[Data about app and page elements]
____

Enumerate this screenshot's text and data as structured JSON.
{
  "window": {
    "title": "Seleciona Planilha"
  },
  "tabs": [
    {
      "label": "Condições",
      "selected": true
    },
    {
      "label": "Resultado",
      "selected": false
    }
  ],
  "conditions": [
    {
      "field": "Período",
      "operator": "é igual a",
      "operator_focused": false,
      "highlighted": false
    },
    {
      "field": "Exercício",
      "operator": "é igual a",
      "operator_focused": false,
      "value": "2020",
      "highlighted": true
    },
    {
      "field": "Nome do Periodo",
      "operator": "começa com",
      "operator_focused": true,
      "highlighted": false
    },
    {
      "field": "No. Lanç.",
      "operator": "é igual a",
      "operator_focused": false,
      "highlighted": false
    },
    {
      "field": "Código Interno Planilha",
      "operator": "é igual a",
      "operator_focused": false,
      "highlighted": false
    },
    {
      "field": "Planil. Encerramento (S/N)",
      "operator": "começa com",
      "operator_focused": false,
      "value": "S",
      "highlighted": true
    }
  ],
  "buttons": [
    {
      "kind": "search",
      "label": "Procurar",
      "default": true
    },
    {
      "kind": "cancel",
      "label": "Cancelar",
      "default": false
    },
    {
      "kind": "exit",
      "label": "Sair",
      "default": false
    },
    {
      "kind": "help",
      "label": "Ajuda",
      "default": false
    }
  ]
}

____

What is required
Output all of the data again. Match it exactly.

Response area
Enumerate this screenshot's text and data as structured JSON.
{
  "window": {
    "title": "Seleciona Planilha"
  },
  "tabs": [
    {
      "label": "Condições",
      "selected": true
    },
    {
      "label": "Resultado",
      "selected": false
    }
  ],
  "conditions": [
    {
      "field": "Período",
      "operator": "é igual a",
      "operator_focused": false,
      "highlighted": false
    },
    {
      "field": "Exercício",
      "operator": "é igual a",
      "operator_focused": false,
      "value": "2020",
      "highlighted": true
    },
    {
      "field": "Nome do Periodo",
      "operator": "começa com",
      "operator_focused": true,
      "highlighted": false
    },
    {
      "field": "No. Lanç.",
      "operator": "é igual a",
      "operator_focused": false,
      "highlighted": false
    },
    {
      "field": "Código Interno Planilha",
      "operator": "é igual a",
      "operator_focused": false,
      "highlighted": false
    },
    {
      "field": "Planil. Encerramento (S/N)",
      "operator": "começa com",
      "operator_focused": false,
      "value": "S",
      "highlighted": true
    }
  ],
  "buttons": [
    {
      "kind": "search",
      "label": "Procurar",
      "default": true
    },
    {
      "kind": "cancel",
      "label": "Cancelar",
      "default": false
    },
    {
      "kind": "exit",
      "label": "Sair",
      "default": false
    },
    {
      "kind": "help",
      "label": "Ajuda",
      "default": false
    }
  ]
}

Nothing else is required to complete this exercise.